→ **RECORDS PROVIDED**
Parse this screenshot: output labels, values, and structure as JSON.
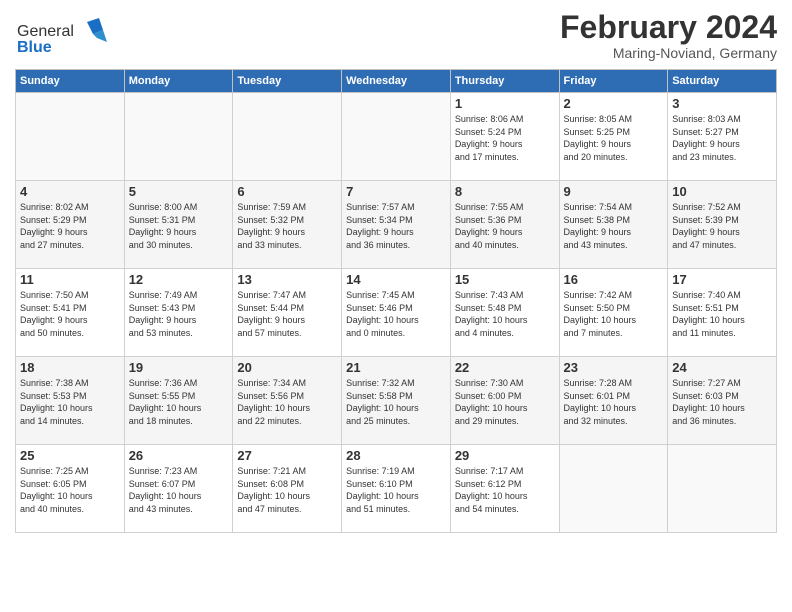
{
  "header": {
    "logo_general": "General",
    "logo_blue": "Blue",
    "month_year": "February 2024",
    "location": "Maring-Noviand, Germany"
  },
  "days_of_week": [
    "Sunday",
    "Monday",
    "Tuesday",
    "Wednesday",
    "Thursday",
    "Friday",
    "Saturday"
  ],
  "weeks": [
    [
      {
        "day": "",
        "info": ""
      },
      {
        "day": "",
        "info": ""
      },
      {
        "day": "",
        "info": ""
      },
      {
        "day": "",
        "info": ""
      },
      {
        "day": "1",
        "info": "Sunrise: 8:06 AM\nSunset: 5:24 PM\nDaylight: 9 hours\nand 17 minutes."
      },
      {
        "day": "2",
        "info": "Sunrise: 8:05 AM\nSunset: 5:25 PM\nDaylight: 9 hours\nand 20 minutes."
      },
      {
        "day": "3",
        "info": "Sunrise: 8:03 AM\nSunset: 5:27 PM\nDaylight: 9 hours\nand 23 minutes."
      }
    ],
    [
      {
        "day": "4",
        "info": "Sunrise: 8:02 AM\nSunset: 5:29 PM\nDaylight: 9 hours\nand 27 minutes."
      },
      {
        "day": "5",
        "info": "Sunrise: 8:00 AM\nSunset: 5:31 PM\nDaylight: 9 hours\nand 30 minutes."
      },
      {
        "day": "6",
        "info": "Sunrise: 7:59 AM\nSunset: 5:32 PM\nDaylight: 9 hours\nand 33 minutes."
      },
      {
        "day": "7",
        "info": "Sunrise: 7:57 AM\nSunset: 5:34 PM\nDaylight: 9 hours\nand 36 minutes."
      },
      {
        "day": "8",
        "info": "Sunrise: 7:55 AM\nSunset: 5:36 PM\nDaylight: 9 hours\nand 40 minutes."
      },
      {
        "day": "9",
        "info": "Sunrise: 7:54 AM\nSunset: 5:38 PM\nDaylight: 9 hours\nand 43 minutes."
      },
      {
        "day": "10",
        "info": "Sunrise: 7:52 AM\nSunset: 5:39 PM\nDaylight: 9 hours\nand 47 minutes."
      }
    ],
    [
      {
        "day": "11",
        "info": "Sunrise: 7:50 AM\nSunset: 5:41 PM\nDaylight: 9 hours\nand 50 minutes."
      },
      {
        "day": "12",
        "info": "Sunrise: 7:49 AM\nSunset: 5:43 PM\nDaylight: 9 hours\nand 53 minutes."
      },
      {
        "day": "13",
        "info": "Sunrise: 7:47 AM\nSunset: 5:44 PM\nDaylight: 9 hours\nand 57 minutes."
      },
      {
        "day": "14",
        "info": "Sunrise: 7:45 AM\nSunset: 5:46 PM\nDaylight: 10 hours\nand 0 minutes."
      },
      {
        "day": "15",
        "info": "Sunrise: 7:43 AM\nSunset: 5:48 PM\nDaylight: 10 hours\nand 4 minutes."
      },
      {
        "day": "16",
        "info": "Sunrise: 7:42 AM\nSunset: 5:50 PM\nDaylight: 10 hours\nand 7 minutes."
      },
      {
        "day": "17",
        "info": "Sunrise: 7:40 AM\nSunset: 5:51 PM\nDaylight: 10 hours\nand 11 minutes."
      }
    ],
    [
      {
        "day": "18",
        "info": "Sunrise: 7:38 AM\nSunset: 5:53 PM\nDaylight: 10 hours\nand 14 minutes."
      },
      {
        "day": "19",
        "info": "Sunrise: 7:36 AM\nSunset: 5:55 PM\nDaylight: 10 hours\nand 18 minutes."
      },
      {
        "day": "20",
        "info": "Sunrise: 7:34 AM\nSunset: 5:56 PM\nDaylight: 10 hours\nand 22 minutes."
      },
      {
        "day": "21",
        "info": "Sunrise: 7:32 AM\nSunset: 5:58 PM\nDaylight: 10 hours\nand 25 minutes."
      },
      {
        "day": "22",
        "info": "Sunrise: 7:30 AM\nSunset: 6:00 PM\nDaylight: 10 hours\nand 29 minutes."
      },
      {
        "day": "23",
        "info": "Sunrise: 7:28 AM\nSunset: 6:01 PM\nDaylight: 10 hours\nand 32 minutes."
      },
      {
        "day": "24",
        "info": "Sunrise: 7:27 AM\nSunset: 6:03 PM\nDaylight: 10 hours\nand 36 minutes."
      }
    ],
    [
      {
        "day": "25",
        "info": "Sunrise: 7:25 AM\nSunset: 6:05 PM\nDaylight: 10 hours\nand 40 minutes."
      },
      {
        "day": "26",
        "info": "Sunrise: 7:23 AM\nSunset: 6:07 PM\nDaylight: 10 hours\nand 43 minutes."
      },
      {
        "day": "27",
        "info": "Sunrise: 7:21 AM\nSunset: 6:08 PM\nDaylight: 10 hours\nand 47 minutes."
      },
      {
        "day": "28",
        "info": "Sunrise: 7:19 AM\nSunset: 6:10 PM\nDaylight: 10 hours\nand 51 minutes."
      },
      {
        "day": "29",
        "info": "Sunrise: 7:17 AM\nSunset: 6:12 PM\nDaylight: 10 hours\nand 54 minutes."
      },
      {
        "day": "",
        "info": ""
      },
      {
        "day": "",
        "info": ""
      }
    ]
  ]
}
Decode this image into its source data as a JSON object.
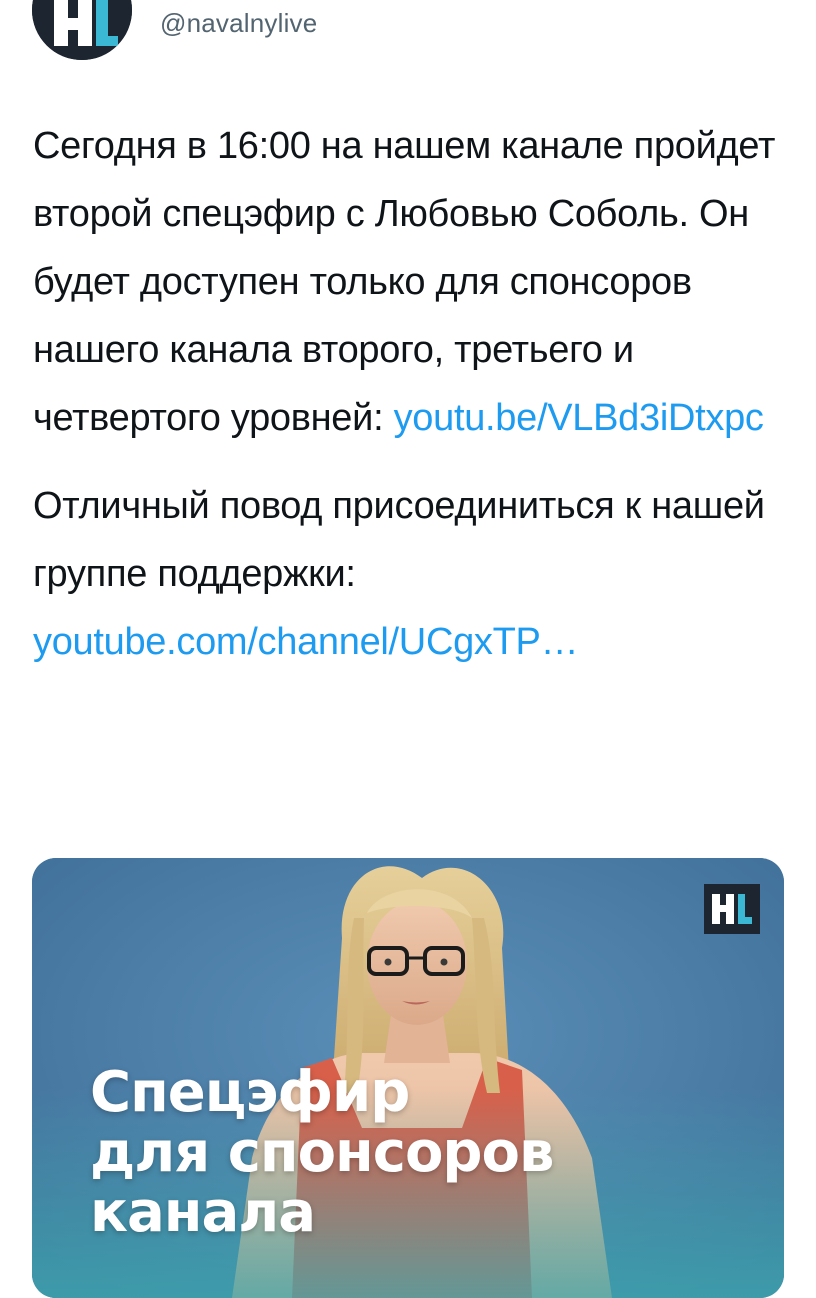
{
  "author": {
    "handle": "@navalnylive",
    "avatar_logo": "NL"
  },
  "tweet": {
    "paragraph1_text": "Сегодня в 16:00 на нашем канале пройдет второй спецэфир с Любовью Соболь. Он будет доступен только для спонсоров нашего канала второго, третьего и четвертого уровней: ",
    "paragraph1_link": "youtu.be/VLBd3iDtxpc",
    "paragraph2_text": "Отличный повод присоединиться к нашей группе поддержки: ",
    "paragraph2_link": "youtube.com/channel/UCgxTP…"
  },
  "media": {
    "logo": "NL",
    "overlay_line1": "Спецэфир",
    "overlay_line2": "для спонсоров",
    "overlay_line3": "канала"
  },
  "colors": {
    "link": "#1d9bf0",
    "handle": "#536471",
    "text": "#0f1419",
    "media_background": "#5489b0"
  }
}
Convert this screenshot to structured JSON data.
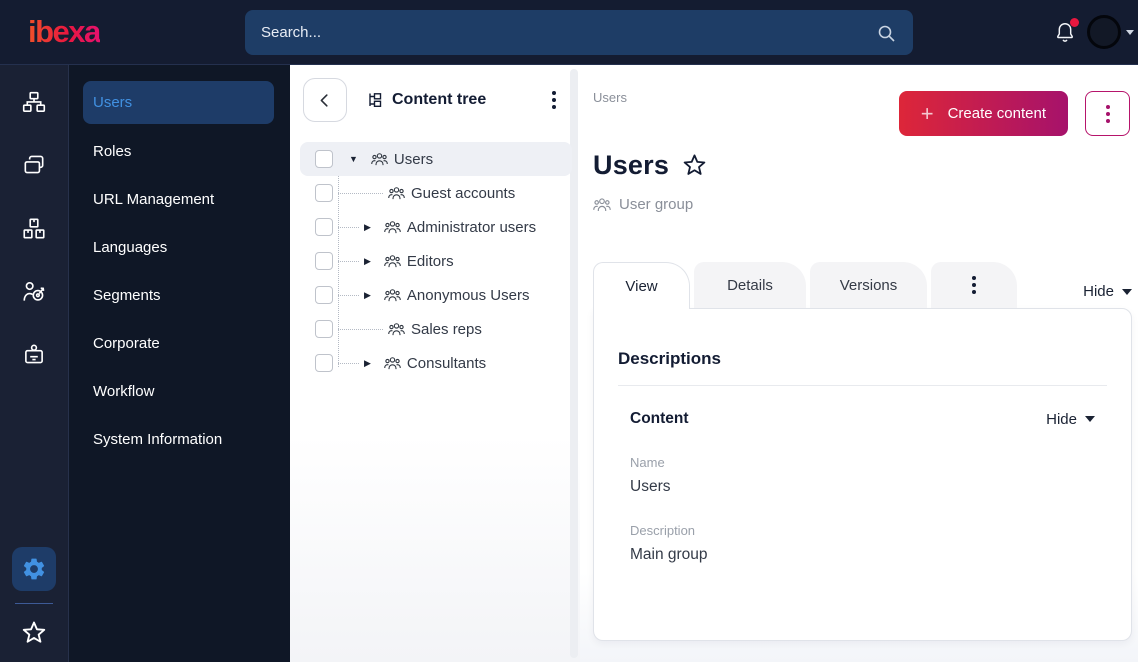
{
  "topbar": {
    "logo": "ibexa",
    "search_placeholder": "Search...",
    "icons": [
      "search-icon",
      "bell-icon",
      "notification-dot",
      "avatar",
      "caret-down"
    ]
  },
  "rail": {
    "icons": [
      "sitemap-icon",
      "pages-icon",
      "products-icon",
      "audience-icon",
      "badge-icon"
    ],
    "bottom_icons": [
      "settings-gear-icon",
      "bookmark-star-icon"
    ]
  },
  "sidebar": {
    "items": [
      {
        "label": "Users",
        "active": true
      },
      {
        "label": "Roles",
        "active": false
      },
      {
        "label": "URL Management",
        "active": false
      },
      {
        "label": "Languages",
        "active": false
      },
      {
        "label": "Segments",
        "active": false
      },
      {
        "label": "Corporate",
        "active": false
      },
      {
        "label": "Workflow",
        "active": false
      },
      {
        "label": "System Information",
        "active": false
      }
    ]
  },
  "tree": {
    "title": "Content tree",
    "items": [
      {
        "label": "Users",
        "state": "expanded",
        "selected": true,
        "checked": false
      },
      {
        "label": "Guest accounts",
        "state": "leaf",
        "selected": false,
        "checked": false
      },
      {
        "label": "Administrator users",
        "state": "collapsed",
        "selected": false,
        "checked": false
      },
      {
        "label": "Editors",
        "state": "collapsed",
        "selected": false,
        "checked": false
      },
      {
        "label": "Anonymous Users",
        "state": "collapsed",
        "selected": false,
        "checked": false
      },
      {
        "label": "Sales reps",
        "state": "leaf",
        "selected": false,
        "checked": false
      },
      {
        "label": "Consultants",
        "state": "collapsed",
        "selected": false,
        "checked": false
      }
    ]
  },
  "main": {
    "breadcrumb": "Users",
    "create_button": "Create content",
    "title": "Users",
    "content_type": "User group",
    "tabs": [
      "View",
      "Details",
      "Versions"
    ],
    "hide_toggle": "Hide",
    "card": {
      "section_title": "Descriptions",
      "group_title": "Content",
      "group_hide": "Hide",
      "fields": [
        {
          "label": "Name",
          "value": "Users"
        },
        {
          "label": "Description",
          "value": "Main group"
        }
      ]
    }
  },
  "icons": {
    "caret_down": "▼",
    "caret_right": "▶",
    "plus": "+"
  },
  "colors": {
    "topbar_bg": "#141c31",
    "rail_bg": "#1a2134",
    "menu_bg": "#0f1726",
    "search_bg": "#1e3d66",
    "active_item_bg": "#1e3c68",
    "active_item_text": "#4191e2",
    "accent_red": "#dd2639",
    "accent_magenta": "#a6126b",
    "notification_red": "#e8173f",
    "tree_selected_bg": "#eef0f5"
  }
}
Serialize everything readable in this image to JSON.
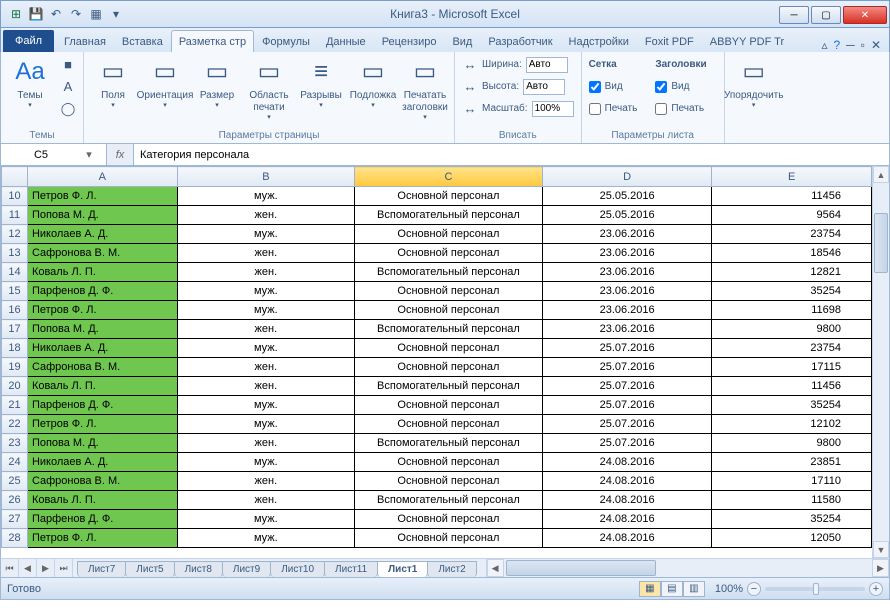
{
  "title": "Книга3  -  Microsoft Excel",
  "qat_icons": [
    "excel",
    "save",
    "undo",
    "redo",
    "print-area",
    "customize"
  ],
  "tabs": {
    "file": "Файл",
    "items": [
      "Главная",
      "Вставка",
      "Разметка стр",
      "Формулы",
      "Данные",
      "Рецензиро",
      "Вид",
      "Разработчик",
      "Надстройки",
      "Foxit PDF",
      "ABBYY PDF Tr"
    ],
    "active_index": 2
  },
  "ribbon": {
    "groups": [
      {
        "label": "Темы",
        "big": [
          {
            "icon": "Aa",
            "text": "Темы"
          }
        ],
        "side": [
          "■",
          "A",
          "◯"
        ]
      },
      {
        "label": "Параметры страницы",
        "big": [
          {
            "icon": "▭",
            "text": "Поля"
          },
          {
            "icon": "▭",
            "text": "Ориентация"
          },
          {
            "icon": "▭",
            "text": "Размер"
          },
          {
            "icon": "▭",
            "text": "Область печати"
          },
          {
            "icon": "≡",
            "text": "Разрывы"
          },
          {
            "icon": "▭",
            "text": "Подложка"
          },
          {
            "icon": "▭",
            "text": "Печатать заголовки"
          }
        ]
      },
      {
        "label": "Вписать",
        "rows": [
          {
            "label": "Ширина:",
            "val": "Авто"
          },
          {
            "label": "Высота:",
            "val": "Авто"
          },
          {
            "label": "Масштаб:",
            "val": "100%"
          }
        ]
      },
      {
        "label": "Параметры листа",
        "cols": [
          {
            "head": "Сетка",
            "c1": "Вид",
            "c2": "Печать"
          },
          {
            "head": "Заголовки",
            "c1": "Вид",
            "c2": "Печать"
          }
        ]
      },
      {
        "label": "",
        "big": [
          {
            "icon": "▭",
            "text": "Упорядочить"
          }
        ]
      }
    ]
  },
  "namebox": "C5",
  "formula": "Категория персонала",
  "columns": [
    "A",
    "B",
    "C",
    "D",
    "E"
  ],
  "selected_col": "C",
  "rows": [
    {
      "n": 10,
      "a": "Петров Ф. Л.",
      "b": "муж.",
      "c": "Основной персонал",
      "d": "25.05.2016",
      "e": "11456"
    },
    {
      "n": 11,
      "a": "Попова М. Д.",
      "b": "жен.",
      "c": "Вспомогательный персонал",
      "d": "25.05.2016",
      "e": "9564"
    },
    {
      "n": 12,
      "a": "Николаев А. Д.",
      "b": "муж.",
      "c": "Основной персонал",
      "d": "23.06.2016",
      "e": "23754"
    },
    {
      "n": 13,
      "a": "Сафронова В. М.",
      "b": "жен.",
      "c": "Основной персонал",
      "d": "23.06.2016",
      "e": "18546"
    },
    {
      "n": 14,
      "a": "Коваль Л. П.",
      "b": "жен.",
      "c": "Вспомогательный персонал",
      "d": "23.06.2016",
      "e": "12821"
    },
    {
      "n": 15,
      "a": "Парфенов Д. Ф.",
      "b": "муж.",
      "c": "Основной персонал",
      "d": "23.06.2016",
      "e": "35254"
    },
    {
      "n": 16,
      "a": "Петров Ф. Л.",
      "b": "муж.",
      "c": "Основной персонал",
      "d": "23.06.2016",
      "e": "11698"
    },
    {
      "n": 17,
      "a": "Попова М. Д.",
      "b": "жен.",
      "c": "Вспомогательный персонал",
      "d": "23.06.2016",
      "e": "9800"
    },
    {
      "n": 18,
      "a": "Николаев А. Д.",
      "b": "муж.",
      "c": "Основной персонал",
      "d": "25.07.2016",
      "e": "23754"
    },
    {
      "n": 19,
      "a": "Сафронова В. М.",
      "b": "жен.",
      "c": "Основной персонал",
      "d": "25.07.2016",
      "e": "17115"
    },
    {
      "n": 20,
      "a": "Коваль Л. П.",
      "b": "жен.",
      "c": "Вспомогательный персонал",
      "d": "25.07.2016",
      "e": "11456"
    },
    {
      "n": 21,
      "a": "Парфенов Д. Ф.",
      "b": "муж.",
      "c": "Основной персонал",
      "d": "25.07.2016",
      "e": "35254"
    },
    {
      "n": 22,
      "a": "Петров Ф. Л.",
      "b": "муж.",
      "c": "Основной персонал",
      "d": "25.07.2016",
      "e": "12102"
    },
    {
      "n": 23,
      "a": "Попова М. Д.",
      "b": "жен.",
      "c": "Вспомогательный персонал",
      "d": "25.07.2016",
      "e": "9800"
    },
    {
      "n": 24,
      "a": "Николаев А. Д.",
      "b": "муж.",
      "c": "Основной персонал",
      "d": "24.08.2016",
      "e": "23851"
    },
    {
      "n": 25,
      "a": "Сафронова В. М.",
      "b": "жен.",
      "c": "Основной персонал",
      "d": "24.08.2016",
      "e": "17110"
    },
    {
      "n": 26,
      "a": "Коваль Л. П.",
      "b": "жен.",
      "c": "Вспомогательный персонал",
      "d": "24.08.2016",
      "e": "11580"
    },
    {
      "n": 27,
      "a": "Парфенов Д. Ф.",
      "b": "муж.",
      "c": "Основной персонал",
      "d": "24.08.2016",
      "e": "35254"
    },
    {
      "n": 28,
      "a": "Петров Ф. Л.",
      "b": "муж.",
      "c": "Основной персонал",
      "d": "24.08.2016",
      "e": "12050"
    }
  ],
  "sheets": {
    "items": [
      "Лист7",
      "Лист5",
      "Лист8",
      "Лист9",
      "Лист10",
      "Лист11",
      "Лист1",
      "Лист2"
    ],
    "active": "Лист1"
  },
  "status": "Готово",
  "zoom": "100%"
}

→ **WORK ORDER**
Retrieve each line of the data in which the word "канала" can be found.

→ **RESULT**
    "paragraph1_text": "Сегодня в 16:00 на нашем канале пройдет второй спецэфир с Любовью Соболь. Он будет доступен только для спонсоров нашего канала второго, третьего и четвертого уровней: ",
    "overlay_line3": "канала"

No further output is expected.